When you reach the line containing "Read all visible content and emit it as JSON.", begin copying exactly, and keep going through the last line of the records below, copying nothing before it.

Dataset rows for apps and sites
|---|

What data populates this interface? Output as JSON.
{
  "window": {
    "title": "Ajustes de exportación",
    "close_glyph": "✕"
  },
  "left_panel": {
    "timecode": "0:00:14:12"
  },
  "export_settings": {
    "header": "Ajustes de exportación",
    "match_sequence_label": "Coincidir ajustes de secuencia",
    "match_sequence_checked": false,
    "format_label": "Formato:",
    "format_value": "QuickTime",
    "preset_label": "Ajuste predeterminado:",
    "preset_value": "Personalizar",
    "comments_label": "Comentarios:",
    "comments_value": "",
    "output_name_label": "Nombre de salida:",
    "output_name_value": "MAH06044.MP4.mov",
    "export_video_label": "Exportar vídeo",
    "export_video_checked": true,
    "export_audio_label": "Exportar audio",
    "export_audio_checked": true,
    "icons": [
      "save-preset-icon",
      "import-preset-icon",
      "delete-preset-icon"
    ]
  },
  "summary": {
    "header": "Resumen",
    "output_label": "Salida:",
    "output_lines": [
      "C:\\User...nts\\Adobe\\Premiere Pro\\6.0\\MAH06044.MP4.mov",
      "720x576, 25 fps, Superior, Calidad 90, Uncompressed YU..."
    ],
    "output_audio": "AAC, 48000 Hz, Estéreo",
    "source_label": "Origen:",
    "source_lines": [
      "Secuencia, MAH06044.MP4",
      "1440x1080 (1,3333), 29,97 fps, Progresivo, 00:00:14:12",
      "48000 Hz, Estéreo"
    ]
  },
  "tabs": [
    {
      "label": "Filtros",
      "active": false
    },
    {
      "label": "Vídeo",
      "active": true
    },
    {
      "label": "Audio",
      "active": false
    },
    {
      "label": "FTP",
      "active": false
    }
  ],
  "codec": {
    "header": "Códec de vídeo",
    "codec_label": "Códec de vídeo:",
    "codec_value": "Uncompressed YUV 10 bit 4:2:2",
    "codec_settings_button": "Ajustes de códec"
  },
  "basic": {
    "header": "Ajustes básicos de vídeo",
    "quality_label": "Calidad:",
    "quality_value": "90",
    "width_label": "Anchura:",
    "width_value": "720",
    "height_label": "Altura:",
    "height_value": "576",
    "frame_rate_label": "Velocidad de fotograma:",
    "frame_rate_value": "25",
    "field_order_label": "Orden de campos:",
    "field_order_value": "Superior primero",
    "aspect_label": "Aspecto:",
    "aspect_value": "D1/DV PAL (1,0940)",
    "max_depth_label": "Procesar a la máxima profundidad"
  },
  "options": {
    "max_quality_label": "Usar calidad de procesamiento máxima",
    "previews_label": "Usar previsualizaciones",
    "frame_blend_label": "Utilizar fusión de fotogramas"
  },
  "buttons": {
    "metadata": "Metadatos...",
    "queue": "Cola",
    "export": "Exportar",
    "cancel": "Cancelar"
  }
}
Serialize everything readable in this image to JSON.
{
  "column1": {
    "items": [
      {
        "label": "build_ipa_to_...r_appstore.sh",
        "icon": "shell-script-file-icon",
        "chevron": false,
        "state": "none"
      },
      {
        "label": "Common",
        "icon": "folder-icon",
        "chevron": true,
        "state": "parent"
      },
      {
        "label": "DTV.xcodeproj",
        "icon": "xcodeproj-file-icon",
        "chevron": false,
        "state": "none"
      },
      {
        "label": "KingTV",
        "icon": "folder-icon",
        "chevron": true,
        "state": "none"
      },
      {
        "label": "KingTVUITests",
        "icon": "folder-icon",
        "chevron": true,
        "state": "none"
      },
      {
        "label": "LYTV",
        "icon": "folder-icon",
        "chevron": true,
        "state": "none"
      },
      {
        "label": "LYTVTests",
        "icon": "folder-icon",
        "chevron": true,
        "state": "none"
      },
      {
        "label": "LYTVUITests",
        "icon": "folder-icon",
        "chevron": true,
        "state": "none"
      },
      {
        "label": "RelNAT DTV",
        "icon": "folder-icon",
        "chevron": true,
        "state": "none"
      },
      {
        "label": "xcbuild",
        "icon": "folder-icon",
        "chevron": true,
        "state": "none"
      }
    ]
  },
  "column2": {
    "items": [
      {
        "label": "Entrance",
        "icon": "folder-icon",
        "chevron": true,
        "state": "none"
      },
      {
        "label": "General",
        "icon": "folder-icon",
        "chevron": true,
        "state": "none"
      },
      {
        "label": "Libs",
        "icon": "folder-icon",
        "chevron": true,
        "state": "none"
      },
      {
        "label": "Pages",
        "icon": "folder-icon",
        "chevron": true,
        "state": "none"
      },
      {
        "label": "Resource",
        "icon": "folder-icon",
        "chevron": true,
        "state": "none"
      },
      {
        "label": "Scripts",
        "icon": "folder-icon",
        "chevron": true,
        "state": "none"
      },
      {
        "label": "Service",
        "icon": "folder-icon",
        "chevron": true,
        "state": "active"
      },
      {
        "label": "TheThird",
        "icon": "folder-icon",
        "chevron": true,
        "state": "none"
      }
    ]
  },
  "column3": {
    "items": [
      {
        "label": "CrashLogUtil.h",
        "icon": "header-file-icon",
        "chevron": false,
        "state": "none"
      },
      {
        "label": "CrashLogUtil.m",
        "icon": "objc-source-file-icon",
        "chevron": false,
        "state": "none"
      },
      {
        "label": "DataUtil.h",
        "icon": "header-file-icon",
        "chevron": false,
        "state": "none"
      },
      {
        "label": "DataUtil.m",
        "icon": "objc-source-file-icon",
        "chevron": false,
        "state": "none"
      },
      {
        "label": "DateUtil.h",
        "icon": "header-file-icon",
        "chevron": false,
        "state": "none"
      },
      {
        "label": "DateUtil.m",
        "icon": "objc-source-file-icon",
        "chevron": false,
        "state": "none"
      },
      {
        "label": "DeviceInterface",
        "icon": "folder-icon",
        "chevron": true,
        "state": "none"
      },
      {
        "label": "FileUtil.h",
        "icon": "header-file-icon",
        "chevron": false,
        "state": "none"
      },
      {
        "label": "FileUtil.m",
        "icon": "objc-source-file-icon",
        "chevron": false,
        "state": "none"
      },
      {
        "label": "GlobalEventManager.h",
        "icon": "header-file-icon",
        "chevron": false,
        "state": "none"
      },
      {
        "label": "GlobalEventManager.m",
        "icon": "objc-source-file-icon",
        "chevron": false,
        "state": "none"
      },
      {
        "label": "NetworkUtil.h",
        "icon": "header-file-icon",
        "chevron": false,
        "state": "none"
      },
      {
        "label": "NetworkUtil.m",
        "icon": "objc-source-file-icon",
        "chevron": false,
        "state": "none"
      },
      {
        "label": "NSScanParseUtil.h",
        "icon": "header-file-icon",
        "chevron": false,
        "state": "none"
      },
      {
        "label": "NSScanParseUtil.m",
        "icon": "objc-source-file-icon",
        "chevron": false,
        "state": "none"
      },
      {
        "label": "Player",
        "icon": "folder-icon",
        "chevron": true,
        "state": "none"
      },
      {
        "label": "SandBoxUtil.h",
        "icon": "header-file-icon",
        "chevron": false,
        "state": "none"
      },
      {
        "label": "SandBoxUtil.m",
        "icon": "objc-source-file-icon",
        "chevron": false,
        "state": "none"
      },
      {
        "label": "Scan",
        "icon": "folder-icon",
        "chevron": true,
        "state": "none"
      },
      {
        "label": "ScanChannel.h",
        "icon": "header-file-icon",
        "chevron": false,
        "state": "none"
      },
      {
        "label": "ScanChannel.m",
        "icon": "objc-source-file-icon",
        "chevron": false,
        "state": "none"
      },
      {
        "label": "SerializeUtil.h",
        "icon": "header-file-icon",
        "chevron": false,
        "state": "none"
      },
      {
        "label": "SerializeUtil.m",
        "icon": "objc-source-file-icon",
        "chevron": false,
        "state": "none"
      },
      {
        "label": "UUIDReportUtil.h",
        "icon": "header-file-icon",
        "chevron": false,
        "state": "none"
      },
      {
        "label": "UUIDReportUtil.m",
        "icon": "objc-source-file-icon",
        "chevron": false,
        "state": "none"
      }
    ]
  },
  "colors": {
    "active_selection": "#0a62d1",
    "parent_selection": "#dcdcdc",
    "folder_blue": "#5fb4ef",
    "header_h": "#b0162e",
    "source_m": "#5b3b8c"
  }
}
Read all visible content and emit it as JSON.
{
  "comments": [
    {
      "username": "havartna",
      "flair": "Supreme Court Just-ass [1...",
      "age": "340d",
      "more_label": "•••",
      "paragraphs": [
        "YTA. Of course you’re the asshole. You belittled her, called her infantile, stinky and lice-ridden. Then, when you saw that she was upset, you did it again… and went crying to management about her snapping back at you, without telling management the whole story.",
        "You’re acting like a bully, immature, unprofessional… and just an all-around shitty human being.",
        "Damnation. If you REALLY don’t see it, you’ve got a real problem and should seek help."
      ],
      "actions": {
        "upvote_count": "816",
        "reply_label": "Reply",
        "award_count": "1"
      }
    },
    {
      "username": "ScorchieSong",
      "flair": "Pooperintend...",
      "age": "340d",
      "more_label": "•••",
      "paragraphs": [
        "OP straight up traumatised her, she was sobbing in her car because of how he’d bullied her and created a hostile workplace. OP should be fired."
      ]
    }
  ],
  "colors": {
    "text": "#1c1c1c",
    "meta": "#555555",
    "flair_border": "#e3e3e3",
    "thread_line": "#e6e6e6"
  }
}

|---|

Final answer:
Read all visible content and emit it as JSON.
{
  "comments": [
    {
      "username": "havartna",
      "flair": "Supreme Court Just-ass [1...",
      "age": "340d",
      "more_label": "•••",
      "paragraphs": [
        "YTA. Of course you’re the asshole. You belittled her, called her infantile, stinky and lice-ridden. Then, when you saw that she was upset, you did it again… and went crying to management about her snapping back at you, without telling management the whole story.",
        "You’re acting like a bully, immature, unprofessional… and just an all-around shitty human being.",
        "Damnation. If you REALLY don’t see it, you’ve got a real problem and should seek help."
      ],
      "actions": {
        "upvote_count": "816",
        "reply_label": "Reply",
        "award_count": "1"
      }
    },
    {
      "username": "ScorchieSong",
      "flair": "Pooperintend...",
      "age": "340d",
      "more_label": "•••",
      "paragraphs": [
        "OP straight up traumatised her, she was sobbing in her car because of how he’d bullied her and created a hostile workplace. OP should be fired."
      ]
    }
  ],
  "colors": {
    "text": "#1c1c1c",
    "meta": "#555555",
    "flair_border": "#e3e3e3",
    "thread_line": "#e6e6e6"
  }
}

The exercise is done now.